Ivor Benjamin, MD
Ultima Vez Modificado: 1 de noviembre del 2001
Dear OncoLink "Ask the Experts,"
I found your article on colposcopy very informative and interesting. I was concerned about the statements on injury and infection from the procedure.
Could you please elaborate on the potential complications associated with a colposcopy and biopsy of the cervix. Before reading your article, I was under the impression that this procedure was risk free. Any information that you can provide on the complications or risks would be greatly appreciated.
Ivor Benjamin, MD, Former co-Editor-in-Chief of OncoLink, responds:
Colposcopy with biopsy is generally considered to be a "safe" procedure. However, no surgical procedure is "risk free". When a patient is considering undergoing a surgical (or medical) therapy, they should always ask about the "risks and benefits" of this treatment. The benefits should outweigh the risks. Sometimes, a low-risk procedure should not be done if the benefits are not real. For example, if you are going to have a tube of blood drawn for a test there are risksbleeding, possible infection at the site, pain, bruising, etc. If the test offers you substantial benefits then it is worthwhile and the risk is acceptable. However, if the blood test is unnecessary, then the risks, while small, are not acceptable.
For colposcopic directed biopsy, the risks are usually minimal small amount of bleeding, low likelihood of infection, minor injury, small amount of pain. However, if the colposcopy is not needed in the first place, the risks outweigh the benefits.

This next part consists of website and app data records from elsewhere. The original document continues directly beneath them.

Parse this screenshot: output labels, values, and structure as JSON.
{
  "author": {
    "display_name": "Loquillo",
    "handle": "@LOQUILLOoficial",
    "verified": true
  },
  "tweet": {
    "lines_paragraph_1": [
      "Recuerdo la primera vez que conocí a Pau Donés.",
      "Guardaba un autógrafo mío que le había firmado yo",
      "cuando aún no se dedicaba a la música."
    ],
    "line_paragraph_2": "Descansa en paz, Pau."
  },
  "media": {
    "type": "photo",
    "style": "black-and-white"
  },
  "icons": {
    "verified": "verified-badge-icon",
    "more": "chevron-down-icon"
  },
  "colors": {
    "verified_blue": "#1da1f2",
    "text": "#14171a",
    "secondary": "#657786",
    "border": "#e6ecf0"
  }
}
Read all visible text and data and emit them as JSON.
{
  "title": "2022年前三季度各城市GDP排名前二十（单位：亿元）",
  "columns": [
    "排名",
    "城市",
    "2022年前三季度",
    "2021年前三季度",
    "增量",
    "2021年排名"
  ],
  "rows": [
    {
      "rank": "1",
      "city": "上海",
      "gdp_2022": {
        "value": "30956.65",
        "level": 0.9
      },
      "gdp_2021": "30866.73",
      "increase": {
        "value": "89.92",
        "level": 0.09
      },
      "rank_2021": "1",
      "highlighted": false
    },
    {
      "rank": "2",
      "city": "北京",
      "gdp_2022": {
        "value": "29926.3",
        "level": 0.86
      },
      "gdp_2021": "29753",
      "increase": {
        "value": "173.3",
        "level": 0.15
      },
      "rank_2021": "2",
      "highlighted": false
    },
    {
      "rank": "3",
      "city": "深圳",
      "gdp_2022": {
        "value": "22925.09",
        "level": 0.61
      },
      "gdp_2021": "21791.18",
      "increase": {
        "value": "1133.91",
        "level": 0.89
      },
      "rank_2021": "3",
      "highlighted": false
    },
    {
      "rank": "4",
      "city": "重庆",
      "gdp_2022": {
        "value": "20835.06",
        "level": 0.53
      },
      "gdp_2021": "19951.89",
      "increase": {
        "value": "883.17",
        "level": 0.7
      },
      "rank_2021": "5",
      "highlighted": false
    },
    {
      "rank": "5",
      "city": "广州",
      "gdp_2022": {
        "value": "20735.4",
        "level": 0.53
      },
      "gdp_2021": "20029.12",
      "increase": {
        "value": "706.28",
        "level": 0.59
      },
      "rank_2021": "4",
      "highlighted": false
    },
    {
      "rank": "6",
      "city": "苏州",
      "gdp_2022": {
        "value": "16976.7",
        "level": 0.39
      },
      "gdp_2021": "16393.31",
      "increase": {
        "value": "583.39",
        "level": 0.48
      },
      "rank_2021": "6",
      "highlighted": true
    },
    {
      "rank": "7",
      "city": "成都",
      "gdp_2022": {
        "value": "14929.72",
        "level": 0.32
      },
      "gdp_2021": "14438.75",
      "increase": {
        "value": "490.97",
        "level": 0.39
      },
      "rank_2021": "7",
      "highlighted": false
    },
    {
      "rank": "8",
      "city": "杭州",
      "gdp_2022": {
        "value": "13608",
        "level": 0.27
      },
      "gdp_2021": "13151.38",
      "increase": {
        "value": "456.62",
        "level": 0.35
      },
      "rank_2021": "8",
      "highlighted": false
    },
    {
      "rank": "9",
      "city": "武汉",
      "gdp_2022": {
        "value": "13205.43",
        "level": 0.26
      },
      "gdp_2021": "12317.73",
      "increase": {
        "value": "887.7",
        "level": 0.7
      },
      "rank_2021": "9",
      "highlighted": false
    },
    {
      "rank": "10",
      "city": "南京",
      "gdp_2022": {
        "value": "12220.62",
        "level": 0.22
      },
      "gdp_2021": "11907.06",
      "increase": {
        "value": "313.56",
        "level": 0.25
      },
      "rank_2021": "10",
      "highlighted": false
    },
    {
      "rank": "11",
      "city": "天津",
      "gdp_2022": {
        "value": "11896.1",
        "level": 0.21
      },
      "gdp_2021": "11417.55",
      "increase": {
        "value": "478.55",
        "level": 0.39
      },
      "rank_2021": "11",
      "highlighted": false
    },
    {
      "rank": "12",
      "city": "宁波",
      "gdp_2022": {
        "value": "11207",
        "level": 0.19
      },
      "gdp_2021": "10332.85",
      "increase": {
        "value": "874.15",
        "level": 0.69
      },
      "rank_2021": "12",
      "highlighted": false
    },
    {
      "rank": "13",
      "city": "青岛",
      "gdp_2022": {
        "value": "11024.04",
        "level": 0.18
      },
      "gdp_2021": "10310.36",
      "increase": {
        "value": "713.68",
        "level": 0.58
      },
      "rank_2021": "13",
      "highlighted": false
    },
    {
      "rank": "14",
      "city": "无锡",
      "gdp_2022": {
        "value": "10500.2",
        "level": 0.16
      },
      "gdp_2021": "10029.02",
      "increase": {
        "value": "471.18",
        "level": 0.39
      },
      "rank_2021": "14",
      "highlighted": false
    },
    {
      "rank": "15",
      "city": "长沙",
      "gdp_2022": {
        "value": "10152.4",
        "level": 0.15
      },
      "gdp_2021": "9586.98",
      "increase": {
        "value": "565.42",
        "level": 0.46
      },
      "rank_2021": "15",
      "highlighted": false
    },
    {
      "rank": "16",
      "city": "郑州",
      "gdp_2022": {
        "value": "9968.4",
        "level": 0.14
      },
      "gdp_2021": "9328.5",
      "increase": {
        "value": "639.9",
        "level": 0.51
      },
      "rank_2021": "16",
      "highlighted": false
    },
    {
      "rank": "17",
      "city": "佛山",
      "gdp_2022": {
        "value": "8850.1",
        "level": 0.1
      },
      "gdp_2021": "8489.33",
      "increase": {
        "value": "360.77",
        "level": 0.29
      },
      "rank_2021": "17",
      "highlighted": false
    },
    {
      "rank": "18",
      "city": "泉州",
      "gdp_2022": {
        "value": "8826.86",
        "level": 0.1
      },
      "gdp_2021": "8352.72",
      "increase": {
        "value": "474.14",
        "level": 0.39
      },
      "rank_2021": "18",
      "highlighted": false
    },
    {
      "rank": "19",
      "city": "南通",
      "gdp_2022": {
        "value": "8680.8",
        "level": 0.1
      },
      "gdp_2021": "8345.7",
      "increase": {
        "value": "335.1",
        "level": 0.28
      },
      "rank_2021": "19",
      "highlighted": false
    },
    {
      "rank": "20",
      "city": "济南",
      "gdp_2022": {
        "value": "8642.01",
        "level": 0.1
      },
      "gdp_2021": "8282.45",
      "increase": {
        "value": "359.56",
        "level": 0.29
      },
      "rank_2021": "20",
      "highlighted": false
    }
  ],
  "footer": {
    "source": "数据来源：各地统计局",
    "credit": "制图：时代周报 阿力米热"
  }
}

It is important that patients question their healthcare providers about the risks and benefits of any surgical, medical or diagnostic procedure. Remember, there is no "free lunch" or "risk free" procedure. If your healthcare provider claims that a procedure is "risk free" this should put up a red flagthere are ALWAYS risks!
Feb 15, 2012 - Dynamic spectral imaging colposcopy is more sensitive for detecting cervical intraepithelial neoplasia in women who are human papillomavirus type 16-positive (HPV16+) than for women who are non-16 high-risk HPV+, according to a study published online Feb. 3 in BJOG: An International Journal of Obstetrics and Gynaecology.